What do the numbers tell us about COVID-19, vaccines and myocarditis?
On Friday, January 7 2022, David Bennett became the world’s first person to successfully receive a transplant of a pig’s heart. The eight-hour-long operation by surgeons at the University of Maryland Medical Center in Baltimore, USA, was no doubt arduous. But it was a short final step in a 60-year-long journey to genetically alter the pig’s heart so that it would not be immediately rejected – a journey that began with a plane crash in Oxford in the summer of 1940.
T cells designed to fight COVID also appear to be much longer lasting in the human body than antibodies.
The bad news isn’t as bad as it could be, but the good news also needs to be treated with caution. Here’s why.
I encourage people to do all they can to improve the health and functioning of their immune system, naturally.
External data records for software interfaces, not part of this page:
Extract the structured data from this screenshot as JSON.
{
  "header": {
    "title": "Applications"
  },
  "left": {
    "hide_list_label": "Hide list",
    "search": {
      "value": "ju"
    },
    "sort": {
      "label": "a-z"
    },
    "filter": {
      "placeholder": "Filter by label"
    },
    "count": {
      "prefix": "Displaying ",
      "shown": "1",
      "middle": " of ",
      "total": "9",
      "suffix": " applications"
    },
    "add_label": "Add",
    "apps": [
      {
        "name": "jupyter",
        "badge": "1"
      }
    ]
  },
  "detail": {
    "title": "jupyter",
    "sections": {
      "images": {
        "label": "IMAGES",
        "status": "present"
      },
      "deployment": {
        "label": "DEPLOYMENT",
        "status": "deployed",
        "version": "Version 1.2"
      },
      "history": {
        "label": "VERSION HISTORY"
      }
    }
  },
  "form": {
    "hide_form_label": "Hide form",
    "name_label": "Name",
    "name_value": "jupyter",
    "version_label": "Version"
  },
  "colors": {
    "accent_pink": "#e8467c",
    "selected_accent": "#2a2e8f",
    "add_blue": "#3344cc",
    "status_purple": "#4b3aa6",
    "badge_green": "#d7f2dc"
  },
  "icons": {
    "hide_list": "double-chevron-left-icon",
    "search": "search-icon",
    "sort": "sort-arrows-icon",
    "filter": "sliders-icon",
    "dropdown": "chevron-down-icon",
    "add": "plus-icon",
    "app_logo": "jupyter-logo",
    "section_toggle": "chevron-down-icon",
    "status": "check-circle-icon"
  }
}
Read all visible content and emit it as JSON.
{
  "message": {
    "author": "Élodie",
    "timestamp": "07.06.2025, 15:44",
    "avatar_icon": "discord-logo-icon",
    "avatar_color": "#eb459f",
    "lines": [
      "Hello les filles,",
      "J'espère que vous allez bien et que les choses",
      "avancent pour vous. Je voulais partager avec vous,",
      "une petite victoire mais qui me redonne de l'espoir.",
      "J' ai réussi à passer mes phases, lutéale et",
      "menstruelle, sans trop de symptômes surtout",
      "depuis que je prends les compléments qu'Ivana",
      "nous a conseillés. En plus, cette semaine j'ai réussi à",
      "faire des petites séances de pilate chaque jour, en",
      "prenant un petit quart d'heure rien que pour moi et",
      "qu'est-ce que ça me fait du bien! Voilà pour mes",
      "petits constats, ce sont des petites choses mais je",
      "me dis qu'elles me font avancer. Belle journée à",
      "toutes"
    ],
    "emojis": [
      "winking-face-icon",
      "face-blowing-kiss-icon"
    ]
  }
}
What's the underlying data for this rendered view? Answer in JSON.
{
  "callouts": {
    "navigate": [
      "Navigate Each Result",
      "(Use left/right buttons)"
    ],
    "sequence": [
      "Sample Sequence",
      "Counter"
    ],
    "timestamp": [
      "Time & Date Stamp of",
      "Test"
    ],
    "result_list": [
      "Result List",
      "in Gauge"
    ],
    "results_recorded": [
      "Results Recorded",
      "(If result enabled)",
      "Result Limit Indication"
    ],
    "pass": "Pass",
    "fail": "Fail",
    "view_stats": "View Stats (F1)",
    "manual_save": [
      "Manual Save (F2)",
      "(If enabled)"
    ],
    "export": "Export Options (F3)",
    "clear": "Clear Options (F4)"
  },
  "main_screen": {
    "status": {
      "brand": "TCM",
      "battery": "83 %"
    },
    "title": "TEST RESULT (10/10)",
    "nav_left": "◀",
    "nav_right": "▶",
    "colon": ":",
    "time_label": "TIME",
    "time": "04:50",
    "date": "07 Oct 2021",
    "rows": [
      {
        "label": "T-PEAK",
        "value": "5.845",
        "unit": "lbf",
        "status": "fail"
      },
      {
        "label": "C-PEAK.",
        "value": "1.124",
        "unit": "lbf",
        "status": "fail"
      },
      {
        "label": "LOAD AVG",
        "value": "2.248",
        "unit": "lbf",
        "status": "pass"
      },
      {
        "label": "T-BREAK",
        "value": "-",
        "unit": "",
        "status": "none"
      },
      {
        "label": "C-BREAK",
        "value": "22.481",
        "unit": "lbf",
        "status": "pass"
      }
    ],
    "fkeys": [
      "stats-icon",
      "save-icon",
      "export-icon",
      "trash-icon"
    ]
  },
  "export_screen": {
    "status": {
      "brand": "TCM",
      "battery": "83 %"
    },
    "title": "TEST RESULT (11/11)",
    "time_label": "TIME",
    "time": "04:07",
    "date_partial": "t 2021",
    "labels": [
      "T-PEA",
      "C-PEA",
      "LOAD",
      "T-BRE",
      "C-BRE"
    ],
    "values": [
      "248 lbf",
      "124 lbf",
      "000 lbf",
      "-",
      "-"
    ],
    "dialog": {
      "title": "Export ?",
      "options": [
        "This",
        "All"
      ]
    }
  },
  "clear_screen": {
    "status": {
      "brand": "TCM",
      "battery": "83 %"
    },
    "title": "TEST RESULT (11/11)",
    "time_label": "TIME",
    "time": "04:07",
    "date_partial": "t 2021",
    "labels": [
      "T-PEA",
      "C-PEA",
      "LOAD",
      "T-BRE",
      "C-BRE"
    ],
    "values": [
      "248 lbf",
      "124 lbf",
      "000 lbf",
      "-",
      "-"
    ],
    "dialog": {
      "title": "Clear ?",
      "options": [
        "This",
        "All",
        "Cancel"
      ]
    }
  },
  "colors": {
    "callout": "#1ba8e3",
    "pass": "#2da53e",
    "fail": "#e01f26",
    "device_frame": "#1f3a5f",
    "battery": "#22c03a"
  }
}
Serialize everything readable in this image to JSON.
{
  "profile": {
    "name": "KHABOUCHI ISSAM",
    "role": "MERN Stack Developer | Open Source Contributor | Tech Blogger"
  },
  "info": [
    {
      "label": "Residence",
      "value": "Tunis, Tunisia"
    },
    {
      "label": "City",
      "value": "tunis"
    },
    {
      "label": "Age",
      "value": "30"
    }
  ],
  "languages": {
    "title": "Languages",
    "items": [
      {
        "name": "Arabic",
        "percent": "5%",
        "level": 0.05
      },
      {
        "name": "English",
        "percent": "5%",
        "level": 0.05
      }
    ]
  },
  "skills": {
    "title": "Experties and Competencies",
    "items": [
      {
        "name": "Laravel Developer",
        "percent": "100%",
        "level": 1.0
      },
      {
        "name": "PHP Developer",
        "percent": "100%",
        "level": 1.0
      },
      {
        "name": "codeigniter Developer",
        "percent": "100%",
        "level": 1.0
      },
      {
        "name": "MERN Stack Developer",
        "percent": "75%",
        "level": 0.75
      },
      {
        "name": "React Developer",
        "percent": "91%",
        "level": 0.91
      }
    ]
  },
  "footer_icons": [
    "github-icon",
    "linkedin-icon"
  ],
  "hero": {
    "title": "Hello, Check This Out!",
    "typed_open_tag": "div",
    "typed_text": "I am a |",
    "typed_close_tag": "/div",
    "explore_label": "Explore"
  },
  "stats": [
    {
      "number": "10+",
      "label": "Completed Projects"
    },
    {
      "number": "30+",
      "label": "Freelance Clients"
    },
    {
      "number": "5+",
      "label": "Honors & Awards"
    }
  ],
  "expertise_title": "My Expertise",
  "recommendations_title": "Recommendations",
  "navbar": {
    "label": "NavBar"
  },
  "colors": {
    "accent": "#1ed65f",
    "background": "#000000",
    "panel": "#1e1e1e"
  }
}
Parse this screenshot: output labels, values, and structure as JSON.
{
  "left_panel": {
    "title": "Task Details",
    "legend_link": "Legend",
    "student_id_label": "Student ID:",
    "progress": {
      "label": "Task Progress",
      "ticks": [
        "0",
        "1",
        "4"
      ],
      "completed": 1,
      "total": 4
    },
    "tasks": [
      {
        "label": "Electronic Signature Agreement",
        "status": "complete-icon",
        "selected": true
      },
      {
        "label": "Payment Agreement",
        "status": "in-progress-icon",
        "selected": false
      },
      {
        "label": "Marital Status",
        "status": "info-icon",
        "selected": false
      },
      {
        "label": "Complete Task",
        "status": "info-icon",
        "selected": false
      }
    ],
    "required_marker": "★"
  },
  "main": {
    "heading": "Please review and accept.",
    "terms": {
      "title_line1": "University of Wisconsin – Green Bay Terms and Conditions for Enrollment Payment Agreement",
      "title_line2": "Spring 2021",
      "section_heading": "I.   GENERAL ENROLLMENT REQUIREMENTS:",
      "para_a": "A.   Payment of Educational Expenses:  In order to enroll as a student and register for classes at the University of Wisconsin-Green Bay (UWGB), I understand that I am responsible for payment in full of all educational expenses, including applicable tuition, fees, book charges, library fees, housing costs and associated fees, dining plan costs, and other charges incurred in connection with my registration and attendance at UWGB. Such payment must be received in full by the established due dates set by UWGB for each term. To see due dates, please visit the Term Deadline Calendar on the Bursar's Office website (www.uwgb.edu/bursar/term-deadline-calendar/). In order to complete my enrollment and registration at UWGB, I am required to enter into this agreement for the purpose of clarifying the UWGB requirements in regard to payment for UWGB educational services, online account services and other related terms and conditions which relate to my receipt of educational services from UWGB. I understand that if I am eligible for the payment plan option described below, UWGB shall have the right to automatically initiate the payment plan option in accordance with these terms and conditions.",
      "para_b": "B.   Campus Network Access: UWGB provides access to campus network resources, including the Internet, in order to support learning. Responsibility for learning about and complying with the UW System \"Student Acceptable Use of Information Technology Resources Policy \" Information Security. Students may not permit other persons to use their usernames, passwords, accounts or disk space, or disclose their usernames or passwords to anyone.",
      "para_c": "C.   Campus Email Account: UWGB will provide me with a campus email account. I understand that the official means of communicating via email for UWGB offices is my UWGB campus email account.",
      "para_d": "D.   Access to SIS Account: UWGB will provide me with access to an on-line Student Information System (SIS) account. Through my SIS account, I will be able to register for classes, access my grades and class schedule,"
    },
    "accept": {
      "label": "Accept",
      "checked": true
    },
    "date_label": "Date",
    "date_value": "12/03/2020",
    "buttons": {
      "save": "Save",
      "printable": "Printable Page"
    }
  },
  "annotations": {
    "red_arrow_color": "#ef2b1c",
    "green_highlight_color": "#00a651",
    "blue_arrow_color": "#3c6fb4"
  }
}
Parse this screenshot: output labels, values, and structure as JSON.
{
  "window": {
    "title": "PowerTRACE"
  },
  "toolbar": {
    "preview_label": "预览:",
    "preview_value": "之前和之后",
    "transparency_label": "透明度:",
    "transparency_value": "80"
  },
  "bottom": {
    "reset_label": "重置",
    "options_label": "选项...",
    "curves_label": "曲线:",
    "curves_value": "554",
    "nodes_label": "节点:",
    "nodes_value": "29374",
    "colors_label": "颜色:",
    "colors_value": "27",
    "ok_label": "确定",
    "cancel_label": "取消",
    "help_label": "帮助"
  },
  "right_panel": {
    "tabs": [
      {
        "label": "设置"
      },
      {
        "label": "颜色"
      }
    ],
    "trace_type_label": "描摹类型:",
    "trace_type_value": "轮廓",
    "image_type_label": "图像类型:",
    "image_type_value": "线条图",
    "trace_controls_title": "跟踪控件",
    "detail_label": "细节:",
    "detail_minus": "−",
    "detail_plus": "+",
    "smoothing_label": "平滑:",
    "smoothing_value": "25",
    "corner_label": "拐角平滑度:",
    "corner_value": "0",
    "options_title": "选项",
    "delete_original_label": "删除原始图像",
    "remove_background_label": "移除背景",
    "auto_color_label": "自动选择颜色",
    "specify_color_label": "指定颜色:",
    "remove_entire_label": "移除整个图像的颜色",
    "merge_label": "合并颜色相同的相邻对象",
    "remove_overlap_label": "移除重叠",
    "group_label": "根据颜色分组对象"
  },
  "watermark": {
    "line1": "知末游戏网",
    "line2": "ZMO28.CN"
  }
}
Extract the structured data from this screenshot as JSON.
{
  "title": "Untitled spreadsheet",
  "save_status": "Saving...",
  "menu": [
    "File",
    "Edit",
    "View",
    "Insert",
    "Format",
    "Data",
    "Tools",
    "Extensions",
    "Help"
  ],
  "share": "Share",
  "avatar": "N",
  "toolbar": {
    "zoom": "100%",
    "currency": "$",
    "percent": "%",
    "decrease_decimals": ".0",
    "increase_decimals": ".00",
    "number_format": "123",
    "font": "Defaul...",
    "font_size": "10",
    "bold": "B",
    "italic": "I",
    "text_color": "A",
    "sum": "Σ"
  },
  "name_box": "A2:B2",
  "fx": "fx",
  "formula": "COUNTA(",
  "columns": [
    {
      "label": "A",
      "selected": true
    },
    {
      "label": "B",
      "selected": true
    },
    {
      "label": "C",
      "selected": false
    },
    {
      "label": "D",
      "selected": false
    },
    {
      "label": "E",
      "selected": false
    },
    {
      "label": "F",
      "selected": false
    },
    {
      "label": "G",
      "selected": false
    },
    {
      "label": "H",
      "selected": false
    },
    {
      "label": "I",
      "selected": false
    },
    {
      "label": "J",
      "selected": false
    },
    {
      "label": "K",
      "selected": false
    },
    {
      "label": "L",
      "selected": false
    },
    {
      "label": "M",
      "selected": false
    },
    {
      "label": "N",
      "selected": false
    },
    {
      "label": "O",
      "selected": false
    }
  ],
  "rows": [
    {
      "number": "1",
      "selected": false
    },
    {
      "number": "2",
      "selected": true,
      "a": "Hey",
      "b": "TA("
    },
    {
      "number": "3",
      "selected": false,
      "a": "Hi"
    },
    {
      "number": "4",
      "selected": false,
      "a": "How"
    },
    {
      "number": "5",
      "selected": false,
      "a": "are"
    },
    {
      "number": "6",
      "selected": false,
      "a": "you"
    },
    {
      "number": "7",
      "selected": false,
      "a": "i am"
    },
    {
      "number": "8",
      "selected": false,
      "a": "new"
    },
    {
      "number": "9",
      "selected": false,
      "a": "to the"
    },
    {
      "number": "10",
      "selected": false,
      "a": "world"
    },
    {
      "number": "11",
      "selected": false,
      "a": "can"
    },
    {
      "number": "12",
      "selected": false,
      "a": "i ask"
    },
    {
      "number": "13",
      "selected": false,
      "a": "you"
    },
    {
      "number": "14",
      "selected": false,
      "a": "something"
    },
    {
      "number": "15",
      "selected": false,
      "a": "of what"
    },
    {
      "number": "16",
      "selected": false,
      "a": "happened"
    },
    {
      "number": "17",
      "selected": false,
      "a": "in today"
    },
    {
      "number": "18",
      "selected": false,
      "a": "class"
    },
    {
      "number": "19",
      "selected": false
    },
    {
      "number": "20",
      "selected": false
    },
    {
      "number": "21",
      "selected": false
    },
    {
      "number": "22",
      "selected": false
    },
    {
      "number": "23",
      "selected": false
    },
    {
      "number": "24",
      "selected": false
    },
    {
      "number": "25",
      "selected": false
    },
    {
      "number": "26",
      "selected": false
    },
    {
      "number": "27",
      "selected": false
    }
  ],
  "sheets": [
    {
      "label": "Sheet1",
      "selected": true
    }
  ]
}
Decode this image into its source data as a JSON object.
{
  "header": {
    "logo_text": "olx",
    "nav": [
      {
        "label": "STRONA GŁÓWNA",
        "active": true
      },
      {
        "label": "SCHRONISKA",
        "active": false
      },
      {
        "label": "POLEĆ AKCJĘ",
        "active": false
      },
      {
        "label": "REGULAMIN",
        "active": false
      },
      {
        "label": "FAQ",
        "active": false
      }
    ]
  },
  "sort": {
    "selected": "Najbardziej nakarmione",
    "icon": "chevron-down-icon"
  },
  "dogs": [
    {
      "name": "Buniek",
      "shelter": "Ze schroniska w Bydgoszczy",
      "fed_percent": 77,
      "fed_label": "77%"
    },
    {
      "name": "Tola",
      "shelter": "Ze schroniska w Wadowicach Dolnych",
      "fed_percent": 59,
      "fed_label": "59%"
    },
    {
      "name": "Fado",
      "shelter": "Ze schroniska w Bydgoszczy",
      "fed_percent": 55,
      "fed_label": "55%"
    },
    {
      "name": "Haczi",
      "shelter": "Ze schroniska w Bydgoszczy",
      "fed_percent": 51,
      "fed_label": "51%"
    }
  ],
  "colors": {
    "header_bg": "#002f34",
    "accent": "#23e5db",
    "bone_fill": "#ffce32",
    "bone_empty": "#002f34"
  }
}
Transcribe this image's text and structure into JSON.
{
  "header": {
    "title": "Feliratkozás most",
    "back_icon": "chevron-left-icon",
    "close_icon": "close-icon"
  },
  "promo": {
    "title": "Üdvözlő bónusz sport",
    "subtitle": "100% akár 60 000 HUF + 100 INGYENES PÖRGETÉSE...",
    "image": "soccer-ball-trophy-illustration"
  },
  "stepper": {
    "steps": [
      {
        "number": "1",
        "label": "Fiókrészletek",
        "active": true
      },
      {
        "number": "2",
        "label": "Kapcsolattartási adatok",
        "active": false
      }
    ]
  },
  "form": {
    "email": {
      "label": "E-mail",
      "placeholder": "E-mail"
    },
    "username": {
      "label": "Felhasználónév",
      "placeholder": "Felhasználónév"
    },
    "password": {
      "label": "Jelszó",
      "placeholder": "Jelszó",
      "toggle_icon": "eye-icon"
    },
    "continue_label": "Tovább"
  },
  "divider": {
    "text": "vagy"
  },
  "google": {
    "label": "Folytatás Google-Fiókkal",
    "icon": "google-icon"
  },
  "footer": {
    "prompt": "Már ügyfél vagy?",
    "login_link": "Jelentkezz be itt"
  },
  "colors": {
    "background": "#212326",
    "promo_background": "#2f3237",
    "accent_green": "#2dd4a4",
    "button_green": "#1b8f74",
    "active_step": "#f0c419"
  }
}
Then, seriously consider what additional protection would be gained from vaccination against COVID-19. When people make decisions based on the latest science – which is always evolving – rather than on emotions and misinformation, the decision should become much clearer.
Long COVID-19 often involves a constellation of symptoms affecting many parts of the body, but the most commonly reported are fatigue, shortness of breath, chest pains, cognitive changes, headaches, sensory changes and pain.
“A third dose of Pfizer or Moderna will provide those who need it extra protection and help shield some of our most vulnerable from the highly contagious delta variant,” said Secretary of Health Umair A. Shah, MD, MPH
Many people know the story of Edward Jenner’s discovery of vaccination against smallpox. but far fewer have heard of Lady Mary Wortley Montagu.
Studies are ongoing, but for now, lambda remains a variant of interest rather than a variant of concern.
Women in their teens and early 20s now report drinking and getting drunk at higher rates than their male peers
IF we’re all vaccinated, we’ll be largely safe from the worst ravages of the infection even if it does break out.
Immunity after infection is unpredictable.
Key parts of the immune system can remember the coronavirus SARS-CoV-2, the virus that causes COVID-19, for at least eight or nine months, possibly for years.
We’re outnumbered by bacteria, viruses, parasites and fungi that can make us ill. And the only thing standing between them and devastation is our immune system.
The way we train our immune systems now to respond to SARS-CoV-2 could impact how well our bodies can respond to future coronaviruses.